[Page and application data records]
▬▬▬▬▬▬▬▬▬▬

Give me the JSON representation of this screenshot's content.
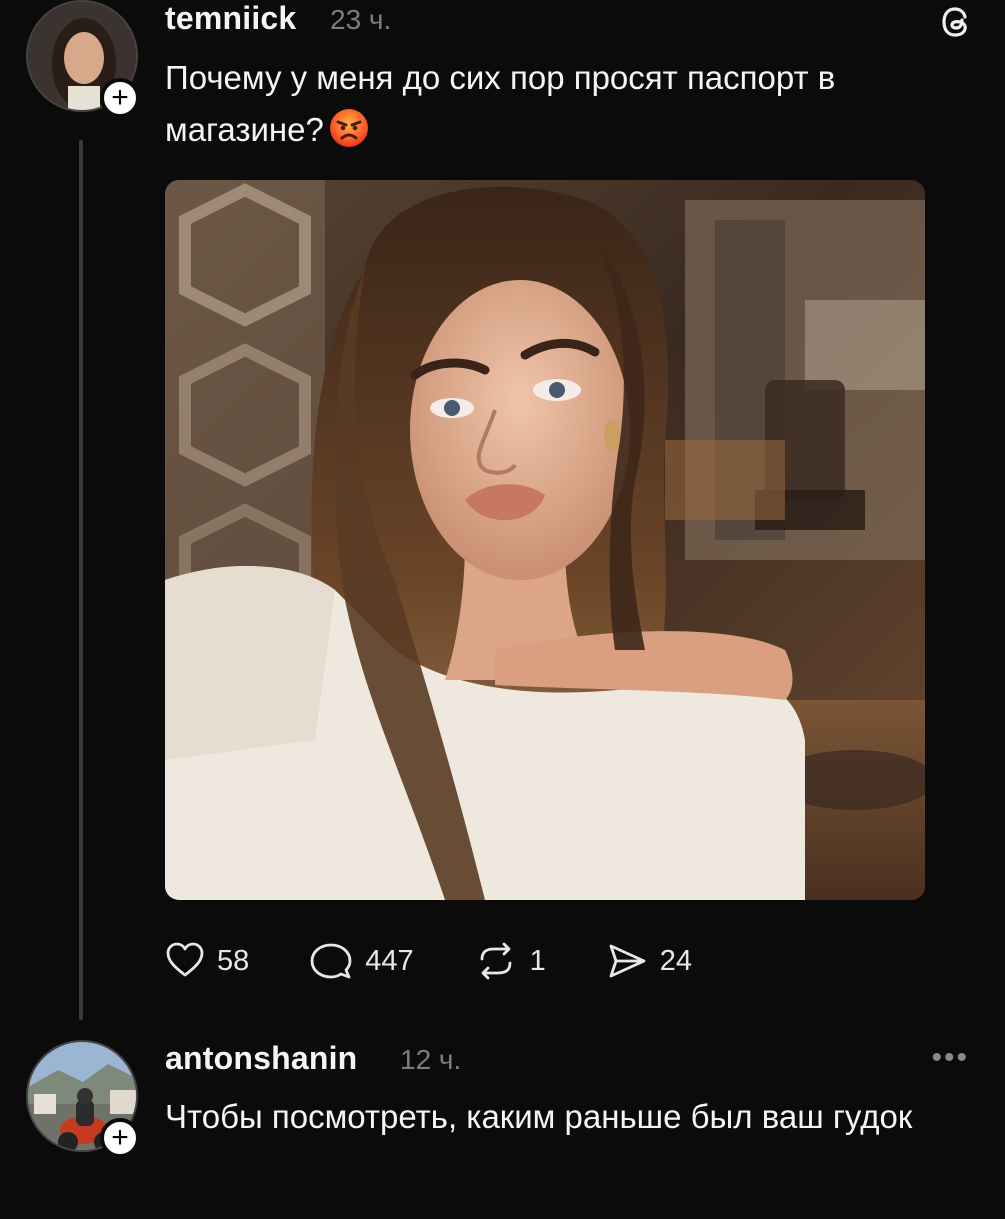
{
  "post": {
    "username": "temniick",
    "time": "23 ч.",
    "text": "Почему у меня до сих пор просят паспорт в магазине?",
    "emoji": "angry-face-icon",
    "likes": "58",
    "comments": "447",
    "reposts": "1",
    "shares": "24"
  },
  "reply": {
    "username": "antonshanin",
    "time": "12 ч.",
    "text": "Чтобы посмотреть, каким раньше был ваш гудок"
  },
  "icons": {
    "like": "heart-icon",
    "comment": "comment-bubble-icon",
    "repost": "repost-icon",
    "share": "send-icon",
    "app": "threads-logo-icon",
    "more": "more-dots-icon",
    "follow": "plus-icon"
  },
  "colors": {
    "background": "#0b0b0c",
    "text": "#f5f5f5",
    "muted": "#7d7d7d",
    "thread_line": "#3a3a3a"
  }
}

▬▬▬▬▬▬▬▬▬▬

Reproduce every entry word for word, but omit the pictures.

Give me the JSON representation of this screenshot's content.
{
  "post": {
    "username": "temniick",
    "time": "23 ч.",
    "text": "Почему у меня до сих пор просят паспорт в магазине?",
    "emoji": "angry-face-icon",
    "likes": "58",
    "comments": "447",
    "reposts": "1",
    "shares": "24"
  },
  "reply": {
    "username": "antonshanin",
    "time": "12 ч.",
    "text": "Чтобы посмотреть, каким раньше был ваш гудок"
  },
  "icons": {
    "like": "heart-icon",
    "comment": "comment-bubble-icon",
    "repost": "repost-icon",
    "share": "send-icon",
    "app": "threads-logo-icon",
    "more": "more-dots-icon",
    "follow": "plus-icon"
  },
  "colors": {
    "background": "#0b0b0c",
    "text": "#f5f5f5",
    "muted": "#7d7d7d",
    "thread_line": "#3a3a3a"
  }
}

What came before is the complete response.